The role of upper torso and pelvis rotation in driving performance during the golf swing.

Journal Article

While the role of the upper torso and pelvis in driving performance is anecdotally appreciated by golf instructors, their actual biomechanical role is unclear. The aims of this study were to describe upper torso and pelvis rotation and velocity during the golf swing and determine their role in ball velocity. One hundred recreational golfers underwent a biomechanical golf swing analysis using their own driver. Upper torso and pelvic rotation and velocity, and torso-pelvic separation and velocity, were measured for each swing. Ball velocity was assessed with a golf launch monitor. Group differences (groups based on ball velocity) and moderate relationships (r > or = 0.50; P < 0.001) were observed between an increase in ball velocity and the following variables: increased torso-pelvic separation at the top of the swing, maximum torso-pelvic separation, maximum upper torso rotation velocity, upper torso rotational velocity at lead arm parallel and last 40 ms before impact, maximum torso-pelvic separation velocity and torso-pelvic separation velocity at both lead arm parallel and at the last 40 ms before impact. Torso-pelvic separation contributes to greater upper torso rotation velocity and torso-pelvic separation velocity during the downswing, ultimately contributing to greater ball velocity. Golf instructors can consider increasing ball velocity by maximizing separation between the upper torso and pelvis at the top of and initiation of the downswing.

Full Text

Duke Authors

Cited Authors

  • Myers, J; Lephart, S; Tsai, Y-S; Sell, T; Smoliga, J; Jolly, J

Published Date

  • January 2008

Published In

Volume / Issue

  • 26 / 2

Start / End Page

  • 181 - 188

PubMed ID

  • 17852693

Electronic International Standard Serial Number (EISSN)
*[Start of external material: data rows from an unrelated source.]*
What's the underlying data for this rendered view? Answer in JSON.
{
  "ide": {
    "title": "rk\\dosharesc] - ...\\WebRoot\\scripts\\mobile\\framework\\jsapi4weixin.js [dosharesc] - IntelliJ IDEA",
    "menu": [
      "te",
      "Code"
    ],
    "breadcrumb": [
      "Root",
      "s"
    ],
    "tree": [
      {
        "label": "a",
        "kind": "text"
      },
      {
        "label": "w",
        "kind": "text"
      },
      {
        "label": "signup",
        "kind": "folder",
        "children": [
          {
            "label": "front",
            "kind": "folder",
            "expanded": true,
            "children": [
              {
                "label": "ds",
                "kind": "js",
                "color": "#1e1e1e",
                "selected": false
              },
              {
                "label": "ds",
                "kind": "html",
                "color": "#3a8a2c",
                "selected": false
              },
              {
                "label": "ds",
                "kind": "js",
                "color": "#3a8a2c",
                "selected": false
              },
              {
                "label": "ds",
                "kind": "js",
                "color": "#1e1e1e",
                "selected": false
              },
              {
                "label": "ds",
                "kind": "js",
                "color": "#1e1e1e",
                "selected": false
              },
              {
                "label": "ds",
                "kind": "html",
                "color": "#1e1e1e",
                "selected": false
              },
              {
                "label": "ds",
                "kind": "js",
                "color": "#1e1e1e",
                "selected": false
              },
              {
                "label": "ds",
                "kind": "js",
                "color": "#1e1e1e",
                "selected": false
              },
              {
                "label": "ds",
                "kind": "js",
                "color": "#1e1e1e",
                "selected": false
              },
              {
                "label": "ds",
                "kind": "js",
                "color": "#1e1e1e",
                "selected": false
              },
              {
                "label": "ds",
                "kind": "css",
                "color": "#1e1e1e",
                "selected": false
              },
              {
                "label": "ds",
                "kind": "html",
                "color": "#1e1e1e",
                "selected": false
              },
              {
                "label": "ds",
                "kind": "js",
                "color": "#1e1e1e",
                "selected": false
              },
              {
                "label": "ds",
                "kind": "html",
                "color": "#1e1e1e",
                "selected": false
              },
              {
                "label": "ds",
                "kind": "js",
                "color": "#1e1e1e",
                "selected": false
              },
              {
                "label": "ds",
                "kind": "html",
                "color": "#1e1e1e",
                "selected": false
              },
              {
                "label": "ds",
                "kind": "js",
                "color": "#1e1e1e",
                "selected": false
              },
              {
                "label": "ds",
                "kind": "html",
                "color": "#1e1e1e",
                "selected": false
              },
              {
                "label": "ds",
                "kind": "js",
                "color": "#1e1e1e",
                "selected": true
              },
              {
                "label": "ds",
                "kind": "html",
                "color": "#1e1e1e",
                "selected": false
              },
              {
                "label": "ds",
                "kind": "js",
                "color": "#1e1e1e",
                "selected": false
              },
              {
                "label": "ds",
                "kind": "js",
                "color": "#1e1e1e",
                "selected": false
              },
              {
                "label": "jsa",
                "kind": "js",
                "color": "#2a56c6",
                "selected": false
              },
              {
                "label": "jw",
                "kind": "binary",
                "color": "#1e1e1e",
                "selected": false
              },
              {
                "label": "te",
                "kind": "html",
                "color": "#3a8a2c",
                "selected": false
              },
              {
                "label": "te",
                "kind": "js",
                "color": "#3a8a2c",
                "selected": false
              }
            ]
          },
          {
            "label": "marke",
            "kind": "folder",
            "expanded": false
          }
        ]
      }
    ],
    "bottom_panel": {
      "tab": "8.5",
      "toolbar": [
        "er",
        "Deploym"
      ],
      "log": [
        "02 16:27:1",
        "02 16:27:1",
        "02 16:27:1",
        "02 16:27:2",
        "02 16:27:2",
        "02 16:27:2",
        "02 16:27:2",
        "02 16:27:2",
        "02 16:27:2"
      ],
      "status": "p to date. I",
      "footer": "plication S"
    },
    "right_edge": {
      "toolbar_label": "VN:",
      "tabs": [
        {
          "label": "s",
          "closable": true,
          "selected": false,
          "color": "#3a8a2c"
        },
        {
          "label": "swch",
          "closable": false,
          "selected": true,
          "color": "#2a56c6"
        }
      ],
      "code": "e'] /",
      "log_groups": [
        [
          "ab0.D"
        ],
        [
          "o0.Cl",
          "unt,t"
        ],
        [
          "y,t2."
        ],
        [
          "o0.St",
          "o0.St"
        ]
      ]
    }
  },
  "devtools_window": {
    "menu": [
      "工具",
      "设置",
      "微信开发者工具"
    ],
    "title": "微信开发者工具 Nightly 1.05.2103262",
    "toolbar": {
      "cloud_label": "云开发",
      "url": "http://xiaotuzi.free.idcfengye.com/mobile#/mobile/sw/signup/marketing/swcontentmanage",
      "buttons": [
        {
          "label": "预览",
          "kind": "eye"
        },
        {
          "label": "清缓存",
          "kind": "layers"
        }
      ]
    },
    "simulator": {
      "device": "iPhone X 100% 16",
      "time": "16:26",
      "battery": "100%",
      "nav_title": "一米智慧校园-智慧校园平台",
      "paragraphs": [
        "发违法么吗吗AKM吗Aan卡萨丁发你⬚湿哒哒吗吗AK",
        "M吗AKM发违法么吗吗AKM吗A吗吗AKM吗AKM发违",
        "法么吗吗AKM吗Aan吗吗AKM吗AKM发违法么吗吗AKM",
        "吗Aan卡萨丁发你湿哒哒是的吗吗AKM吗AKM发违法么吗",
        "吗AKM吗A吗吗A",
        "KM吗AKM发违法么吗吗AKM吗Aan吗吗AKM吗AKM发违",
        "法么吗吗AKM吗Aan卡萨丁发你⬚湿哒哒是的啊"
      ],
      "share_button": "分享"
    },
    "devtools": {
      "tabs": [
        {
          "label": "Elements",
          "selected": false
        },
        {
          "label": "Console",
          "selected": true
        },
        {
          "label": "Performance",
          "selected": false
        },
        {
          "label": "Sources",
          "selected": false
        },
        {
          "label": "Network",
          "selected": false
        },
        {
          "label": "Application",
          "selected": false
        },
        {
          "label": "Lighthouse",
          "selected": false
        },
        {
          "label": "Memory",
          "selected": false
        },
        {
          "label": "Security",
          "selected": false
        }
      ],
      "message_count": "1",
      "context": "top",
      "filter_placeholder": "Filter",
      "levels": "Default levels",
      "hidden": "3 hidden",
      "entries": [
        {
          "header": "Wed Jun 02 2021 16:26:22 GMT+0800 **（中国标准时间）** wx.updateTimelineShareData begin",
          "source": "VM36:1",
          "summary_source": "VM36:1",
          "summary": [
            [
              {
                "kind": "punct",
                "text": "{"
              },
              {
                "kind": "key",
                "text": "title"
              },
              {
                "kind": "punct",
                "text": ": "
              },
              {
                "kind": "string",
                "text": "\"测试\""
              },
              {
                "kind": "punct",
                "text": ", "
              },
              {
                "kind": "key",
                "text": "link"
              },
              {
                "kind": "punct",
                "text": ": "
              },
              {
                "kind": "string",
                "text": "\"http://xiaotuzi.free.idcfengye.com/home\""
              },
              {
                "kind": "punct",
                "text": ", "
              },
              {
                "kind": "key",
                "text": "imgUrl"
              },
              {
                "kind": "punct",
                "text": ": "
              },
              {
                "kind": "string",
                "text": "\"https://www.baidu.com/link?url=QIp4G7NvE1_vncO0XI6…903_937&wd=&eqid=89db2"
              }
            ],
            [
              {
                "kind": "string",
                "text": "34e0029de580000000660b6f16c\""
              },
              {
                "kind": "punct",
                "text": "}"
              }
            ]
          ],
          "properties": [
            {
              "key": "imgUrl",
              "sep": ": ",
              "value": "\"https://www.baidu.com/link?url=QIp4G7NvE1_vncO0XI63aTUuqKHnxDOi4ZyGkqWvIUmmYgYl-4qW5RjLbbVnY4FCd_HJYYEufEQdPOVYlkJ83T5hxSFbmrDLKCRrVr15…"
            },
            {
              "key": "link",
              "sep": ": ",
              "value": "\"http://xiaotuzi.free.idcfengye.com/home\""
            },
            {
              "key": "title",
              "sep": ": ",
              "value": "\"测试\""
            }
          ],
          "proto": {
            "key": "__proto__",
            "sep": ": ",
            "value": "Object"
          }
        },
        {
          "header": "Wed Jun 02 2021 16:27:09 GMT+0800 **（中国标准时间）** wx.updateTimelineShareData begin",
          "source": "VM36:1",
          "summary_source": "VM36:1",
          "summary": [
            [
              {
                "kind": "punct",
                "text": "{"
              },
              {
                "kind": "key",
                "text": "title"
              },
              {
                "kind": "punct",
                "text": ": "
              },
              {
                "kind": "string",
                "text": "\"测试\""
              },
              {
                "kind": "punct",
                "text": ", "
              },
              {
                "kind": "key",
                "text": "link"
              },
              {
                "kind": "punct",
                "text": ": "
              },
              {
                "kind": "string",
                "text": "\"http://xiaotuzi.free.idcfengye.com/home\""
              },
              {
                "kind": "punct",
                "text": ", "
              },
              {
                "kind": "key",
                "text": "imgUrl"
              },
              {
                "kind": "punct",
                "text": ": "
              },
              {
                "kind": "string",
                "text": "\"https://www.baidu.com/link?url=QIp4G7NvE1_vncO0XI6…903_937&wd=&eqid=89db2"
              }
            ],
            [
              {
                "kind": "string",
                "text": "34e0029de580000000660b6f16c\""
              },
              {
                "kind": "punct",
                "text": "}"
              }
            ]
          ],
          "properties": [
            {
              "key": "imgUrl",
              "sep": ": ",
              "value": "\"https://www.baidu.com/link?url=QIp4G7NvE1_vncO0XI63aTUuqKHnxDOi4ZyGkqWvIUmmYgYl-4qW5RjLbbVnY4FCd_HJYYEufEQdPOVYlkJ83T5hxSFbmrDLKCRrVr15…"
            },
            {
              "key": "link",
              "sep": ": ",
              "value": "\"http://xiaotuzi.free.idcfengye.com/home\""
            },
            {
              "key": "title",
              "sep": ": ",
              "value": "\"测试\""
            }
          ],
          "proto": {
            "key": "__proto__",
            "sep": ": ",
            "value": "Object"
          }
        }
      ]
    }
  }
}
  • 1466-447X

International Standard Serial Number (ISSN)

  • 0264-0414

Digital Object Identifier (DOI)

  • 10.1080/02640410701373543

Language

  • eng